Work required >> The full listing below should be repeated exactly.
────
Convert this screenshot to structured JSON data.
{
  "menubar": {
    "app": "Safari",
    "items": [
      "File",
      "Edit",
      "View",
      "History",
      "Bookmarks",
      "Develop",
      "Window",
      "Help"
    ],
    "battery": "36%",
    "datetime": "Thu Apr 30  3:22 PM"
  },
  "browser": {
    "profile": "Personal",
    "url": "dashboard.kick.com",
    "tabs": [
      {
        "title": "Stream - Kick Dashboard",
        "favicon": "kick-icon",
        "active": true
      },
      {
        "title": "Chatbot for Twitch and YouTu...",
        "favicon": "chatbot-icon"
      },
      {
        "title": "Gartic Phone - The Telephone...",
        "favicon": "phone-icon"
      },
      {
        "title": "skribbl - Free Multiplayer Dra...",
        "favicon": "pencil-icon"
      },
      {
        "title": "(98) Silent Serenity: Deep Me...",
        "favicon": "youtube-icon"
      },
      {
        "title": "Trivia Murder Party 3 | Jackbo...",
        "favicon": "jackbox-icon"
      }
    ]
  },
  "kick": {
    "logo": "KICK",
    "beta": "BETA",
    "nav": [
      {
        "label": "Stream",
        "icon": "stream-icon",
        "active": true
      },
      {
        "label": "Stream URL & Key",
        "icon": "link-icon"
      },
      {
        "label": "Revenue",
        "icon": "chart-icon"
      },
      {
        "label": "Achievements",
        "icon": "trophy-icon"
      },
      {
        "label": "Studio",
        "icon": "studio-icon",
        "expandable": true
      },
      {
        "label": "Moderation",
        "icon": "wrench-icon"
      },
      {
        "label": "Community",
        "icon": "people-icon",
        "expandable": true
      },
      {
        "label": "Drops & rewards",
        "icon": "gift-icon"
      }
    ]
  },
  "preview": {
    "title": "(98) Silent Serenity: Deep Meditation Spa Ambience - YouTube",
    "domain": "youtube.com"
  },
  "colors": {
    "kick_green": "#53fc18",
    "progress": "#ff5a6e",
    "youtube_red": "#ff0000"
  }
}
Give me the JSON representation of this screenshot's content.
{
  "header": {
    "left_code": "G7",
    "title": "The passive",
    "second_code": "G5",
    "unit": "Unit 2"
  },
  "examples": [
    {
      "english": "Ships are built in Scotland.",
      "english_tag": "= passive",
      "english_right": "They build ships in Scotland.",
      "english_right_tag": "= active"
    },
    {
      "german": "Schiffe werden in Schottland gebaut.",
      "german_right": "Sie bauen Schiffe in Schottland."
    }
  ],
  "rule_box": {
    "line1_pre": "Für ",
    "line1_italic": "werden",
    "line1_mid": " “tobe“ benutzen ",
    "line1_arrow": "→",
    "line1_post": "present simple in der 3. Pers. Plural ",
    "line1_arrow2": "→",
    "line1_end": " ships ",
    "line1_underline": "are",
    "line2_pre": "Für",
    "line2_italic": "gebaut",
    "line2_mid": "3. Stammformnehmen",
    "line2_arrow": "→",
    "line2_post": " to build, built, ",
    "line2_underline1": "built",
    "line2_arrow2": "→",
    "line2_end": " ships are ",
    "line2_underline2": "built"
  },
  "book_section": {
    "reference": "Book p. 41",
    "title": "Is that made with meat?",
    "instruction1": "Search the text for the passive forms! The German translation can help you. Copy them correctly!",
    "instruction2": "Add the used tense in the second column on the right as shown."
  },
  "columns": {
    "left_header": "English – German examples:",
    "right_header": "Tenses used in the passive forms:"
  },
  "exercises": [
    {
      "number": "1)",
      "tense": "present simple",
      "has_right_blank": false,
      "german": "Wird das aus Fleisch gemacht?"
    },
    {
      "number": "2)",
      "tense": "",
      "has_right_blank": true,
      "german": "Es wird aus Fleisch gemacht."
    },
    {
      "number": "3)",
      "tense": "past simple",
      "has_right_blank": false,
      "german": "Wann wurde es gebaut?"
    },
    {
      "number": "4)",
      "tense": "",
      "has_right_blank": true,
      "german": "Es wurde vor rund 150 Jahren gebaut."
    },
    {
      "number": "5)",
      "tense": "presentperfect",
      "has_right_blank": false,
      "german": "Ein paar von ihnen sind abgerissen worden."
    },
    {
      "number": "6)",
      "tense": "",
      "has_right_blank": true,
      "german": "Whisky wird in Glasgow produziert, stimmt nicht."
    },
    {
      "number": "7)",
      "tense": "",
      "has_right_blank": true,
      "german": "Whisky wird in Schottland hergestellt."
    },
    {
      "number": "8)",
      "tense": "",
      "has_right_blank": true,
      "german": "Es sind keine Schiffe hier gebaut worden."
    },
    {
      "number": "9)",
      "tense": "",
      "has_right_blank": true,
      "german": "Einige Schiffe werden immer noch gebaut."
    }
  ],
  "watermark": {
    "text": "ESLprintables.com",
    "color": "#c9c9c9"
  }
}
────
Finished task >>
Convert this screenshot to structured JSON data.
{
  "menubar": {
    "app": "Safari",
    "items": [
      "File",
      "Edit",
      "View",
      "History",
      "Bookmarks",
      "Develop",
      "Window",
      "Help"
    ],
    "battery": "36%",
    "datetime": "Thu Apr 30  3:22 PM"
  },
  "browser": {
    "profile": "Personal",
    "url": "dashboard.kick.com",
    "tabs": [
      {
        "title": "Stream - Kick Dashboard",
        "favicon": "kick-icon",
        "active": true
      },
      {
        "title": "Chatbot for Twitch and YouTu...",
        "favicon": "chatbot-icon"
      },
      {
        "title": "Gartic Phone - The Telephone...",
        "favicon": "phone-icon"
      },
      {
        "title": "skribbl - Free Multiplayer Dra...",
        "favicon": "pencil-icon"
      },
      {
        "title": "(98) Silent Serenity: Deep Me...",
        "favicon": "youtube-icon"
      },
      {
        "title": "Trivia Murder Party 3 | Jackbo...",
        "favicon": "jackbox-icon"
      }
    ]
  },
  "kick": {
    "logo": "KICK",
    "beta": "BETA",
    "nav": [
      {
        "label": "Stream",
        "icon": "stream-icon",
        "active": true
      },
      {
        "label": "Stream URL & Key",
        "icon": "link-icon"
      },
      {
        "label": "Revenue",
        "icon": "chart-icon"
      },
      {
        "label": "Achievements",
        "icon": "trophy-icon"
      },
      {
        "label": "Studio",
        "icon": "studio-icon",
        "expandable": true
      },
      {
        "label": "Moderation",
        "icon": "wrench-icon"
      },
      {
        "label": "Community",
        "icon": "people-icon",
        "expandable": true
      },
      {
        "label": "Drops & rewards",
        "icon": "gift-icon"
      }
    ]
  },
  "preview": {
    "title": "(98) Silent Serenity: Deep Meditation Spa Ambience - YouTube",
    "domain": "youtube.com"
  },
  "colors": {
    "kick_green": "#53fc18",
    "progress": "#ff5a6e",
    "youtube_red": "#ff0000"
  }
}
Give me the JSON representation of this screenshot's content.
{
  "header": {
    "left_code": "G7",
    "title": "The passive",
    "second_code": "G5",
    "unit": "Unit 2"
  },
  "examples": [
    {
      "english": "Ships are built in Scotland.",
      "english_tag": "= passive",
      "english_right": "They build ships in Scotland.",
      "english_right_tag": "= active"
    },
    {
      "german": "Schiffe werden in Schottland gebaut.",
      "german_right": "Sie bauen Schiffe in Schottland."
    }
  ],
  "rule_box": {
    "line1_pre": "Für ",
    "line1_italic": "werden",
    "line1_mid": " “tobe“ benutzen ",
    "line1_arrow": "→",
    "line1_post": "present simple in der 3. Pers. Plural ",
    "line1_arrow2": "→",
    "line1_end": " ships ",
    "line1_underline": "are",
    "line2_pre": "Für",
    "line2_italic": "gebaut",
    "line2_mid": "3. Stammformnehmen",
    "line2_arrow": "→",
    "line2_post": " to build, built, ",
    "line2_underline1": "built",
    "line2_arrow2": "→",
    "line2_end": " ships are ",
    "line2_underline2": "built"
  },
  "book_section": {
    "reference": "Book p. 41",
    "title": "Is that made with meat?",
    "instruction1": "Search the text for the passive forms! The German translation can help you. Copy them correctly!",
    "instruction2": "Add the used tense in the second column on the right as shown."
  },
  "columns": {
    "left_header": "English – German examples:",
    "right_header": "Tenses used in the passive forms:"
  },
  "exercises": [
    {
      "number": "1)",
      "tense": "present simple",
      "has_right_blank": false,
      "german": "Wird das aus Fleisch gemacht?"
    },
    {
      "number": "2)",
      "tense": "",
      "has_right_blank": true,
      "german": "Es wird aus Fleisch gemacht."
    },
    {
      "number": "3)",
      "tense": "past simple",
      "has_right_blank": false,
      "german": "Wann wurde es gebaut?"
    },
    {
      "number": "4)",
      "tense": "",
      "has_right_blank": true,
      "german": "Es wurde vor rund 150 Jahren gebaut."
    },
    {
      "number": "5)",
      "tense": "presentperfect",
      "has_right_blank": false,
      "german": "Ein paar von ihnen sind abgerissen worden."
    },
    {
      "number": "6)",
      "tense": "",
      "has_right_blank": true,
      "german": "Whisky wird in Glasgow produziert, stimmt nicht."
    },
    {
      "number": "7)",
      "tense": "",
      "has_right_blank": true,
      "german": "Whisky wird in Schottland hergestellt."
    },
    {
      "number": "8)",
      "tense": "",
      "has_right_blank": true,
      "german": "Es sind keine Schiffe hier gebaut worden."
    },
    {
      "number": "9)",
      "tense": "",
      "has_right_blank": true,
      "german": "Einige Schiffe werden immer noch gebaut."
    }
  ],
  "watermark": {
    "text": "ESLprintables.com",
    "color": "#c9c9c9"
  }
}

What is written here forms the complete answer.